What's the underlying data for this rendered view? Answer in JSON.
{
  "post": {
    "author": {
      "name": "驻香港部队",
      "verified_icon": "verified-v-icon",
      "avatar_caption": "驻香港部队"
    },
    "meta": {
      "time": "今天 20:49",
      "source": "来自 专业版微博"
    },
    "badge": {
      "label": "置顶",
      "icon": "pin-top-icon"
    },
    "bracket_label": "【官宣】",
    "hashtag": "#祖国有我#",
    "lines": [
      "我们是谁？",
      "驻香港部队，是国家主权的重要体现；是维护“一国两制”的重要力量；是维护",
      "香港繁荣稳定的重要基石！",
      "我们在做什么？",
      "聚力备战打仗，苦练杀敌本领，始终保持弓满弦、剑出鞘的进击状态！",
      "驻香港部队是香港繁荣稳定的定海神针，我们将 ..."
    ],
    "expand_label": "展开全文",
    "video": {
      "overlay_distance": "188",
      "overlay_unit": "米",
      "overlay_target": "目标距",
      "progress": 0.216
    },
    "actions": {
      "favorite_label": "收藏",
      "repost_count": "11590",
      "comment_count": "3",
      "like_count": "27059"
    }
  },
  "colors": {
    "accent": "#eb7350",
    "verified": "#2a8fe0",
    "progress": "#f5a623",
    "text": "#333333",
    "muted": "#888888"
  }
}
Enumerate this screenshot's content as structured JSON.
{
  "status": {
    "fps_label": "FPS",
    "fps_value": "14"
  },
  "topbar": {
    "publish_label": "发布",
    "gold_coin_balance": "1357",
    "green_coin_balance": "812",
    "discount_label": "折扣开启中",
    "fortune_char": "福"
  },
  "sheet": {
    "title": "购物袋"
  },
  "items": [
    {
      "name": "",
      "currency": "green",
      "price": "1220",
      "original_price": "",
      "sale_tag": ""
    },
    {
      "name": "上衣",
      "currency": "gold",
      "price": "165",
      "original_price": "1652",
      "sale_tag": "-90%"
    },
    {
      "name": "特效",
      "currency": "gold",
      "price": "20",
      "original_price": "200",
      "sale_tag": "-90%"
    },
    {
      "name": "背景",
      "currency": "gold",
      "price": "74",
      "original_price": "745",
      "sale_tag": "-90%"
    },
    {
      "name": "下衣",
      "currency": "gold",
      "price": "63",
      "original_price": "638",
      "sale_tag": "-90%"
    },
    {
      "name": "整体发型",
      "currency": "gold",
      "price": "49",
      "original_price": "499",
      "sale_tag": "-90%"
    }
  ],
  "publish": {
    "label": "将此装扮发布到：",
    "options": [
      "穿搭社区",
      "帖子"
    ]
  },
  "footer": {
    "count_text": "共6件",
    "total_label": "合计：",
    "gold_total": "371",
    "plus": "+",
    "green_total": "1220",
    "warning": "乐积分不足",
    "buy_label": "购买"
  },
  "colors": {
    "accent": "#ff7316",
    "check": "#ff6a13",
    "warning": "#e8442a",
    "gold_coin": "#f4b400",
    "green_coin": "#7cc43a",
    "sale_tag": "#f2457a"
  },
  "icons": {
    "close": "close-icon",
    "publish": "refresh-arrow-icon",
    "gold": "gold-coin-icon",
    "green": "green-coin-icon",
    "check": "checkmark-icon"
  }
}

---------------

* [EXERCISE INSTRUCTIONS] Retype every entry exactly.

* [ANSWER]
What's the underlying data for this rendered view? Answer in JSON.
{
  "post": {
    "author": {
      "name": "驻香港部队",
      "verified_icon": "verified-v-icon",
      "avatar_caption": "驻香港部队"
    },
    "meta": {
      "time": "今天 20:49",
      "source": "来自 专业版微博"
    },
    "badge": {
      "label": "置顶",
      "icon": "pin-top-icon"
    },
    "bracket_label": "【官宣】",
    "hashtag": "#祖国有我#",
    "lines": [
      "我们是谁？",
      "驻香港部队，是国家主权的重要体现；是维护“一国两制”的重要力量；是维护",
      "香港繁荣稳定的重要基石！",
      "我们在做什么？",
      "聚力备战打仗，苦练杀敌本领，始终保持弓满弦、剑出鞘的进击状态！",
      "驻香港部队是香港繁荣稳定的定海神针，我们将 ..."
    ],
    "expand_label": "展开全文",
    "video": {
      "overlay_distance": "188",
      "overlay_unit": "米",
      "overlay_target": "目标距",
      "progress": 0.216
    },
    "actions": {
      "favorite_label": "收藏",
      "repost_count": "11590",
      "comment_count": "3",
      "like_count": "27059"
    }
  },
  "colors": {
    "accent": "#eb7350",
    "verified": "#2a8fe0",
    "progress": "#f5a623",
    "text": "#333333",
    "muted": "#888888"
  }
}
Enumerate this screenshot's content as structured JSON.
{
  "status": {
    "fps_label": "FPS",
    "fps_value": "14"
  },
  "topbar": {
    "publish_label": "发布",
    "gold_coin_balance": "1357",
    "green_coin_balance": "812",
    "discount_label": "折扣开启中",
    "fortune_char": "福"
  },
  "sheet": {
    "title": "购物袋"
  },
  "items": [
    {
      "name": "",
      "currency": "green",
      "price": "1220",
      "original_price": "",
      "sale_tag": ""
    },
    {
      "name": "上衣",
      "currency": "gold",
      "price": "165",
      "original_price": "1652",
      "sale_tag": "-90%"
    },
    {
      "name": "特效",
      "currency": "gold",
      "price": "20",
      "original_price": "200",
      "sale_tag": "-90%"
    },
    {
      "name": "背景",
      "currency": "gold",
      "price": "74",
      "original_price": "745",
      "sale_tag": "-90%"
    },
    {
      "name": "下衣",
      "currency": "gold",
      "price": "63",
      "original_price": "638",
      "sale_tag": "-90%"
    },
    {
      "name": "整体发型",
      "currency": "gold",
      "price": "49",
      "original_price": "499",
      "sale_tag": "-90%"
    }
  ],
  "publish": {
    "label": "将此装扮发布到：",
    "options": [
      "穿搭社区",
      "帖子"
    ]
  },
  "footer": {
    "count_text": "共6件",
    "total_label": "合计：",
    "gold_total": "371",
    "plus": "+",
    "green_total": "1220",
    "warning": "乐积分不足",
    "buy_label": "购买"
  },
  "colors": {
    "accent": "#ff7316",
    "check": "#ff6a13",
    "warning": "#e8442a",
    "gold_coin": "#f4b400",
    "green_coin": "#7cc43a",
    "sale_tag": "#f2457a"
  },
  "icons": {
    "close": "close-icon",
    "publish": "refresh-arrow-icon",
    "gold": "gold-coin-icon",
    "green": "green-coin-icon",
    "check": "checkmark-icon"
  }
}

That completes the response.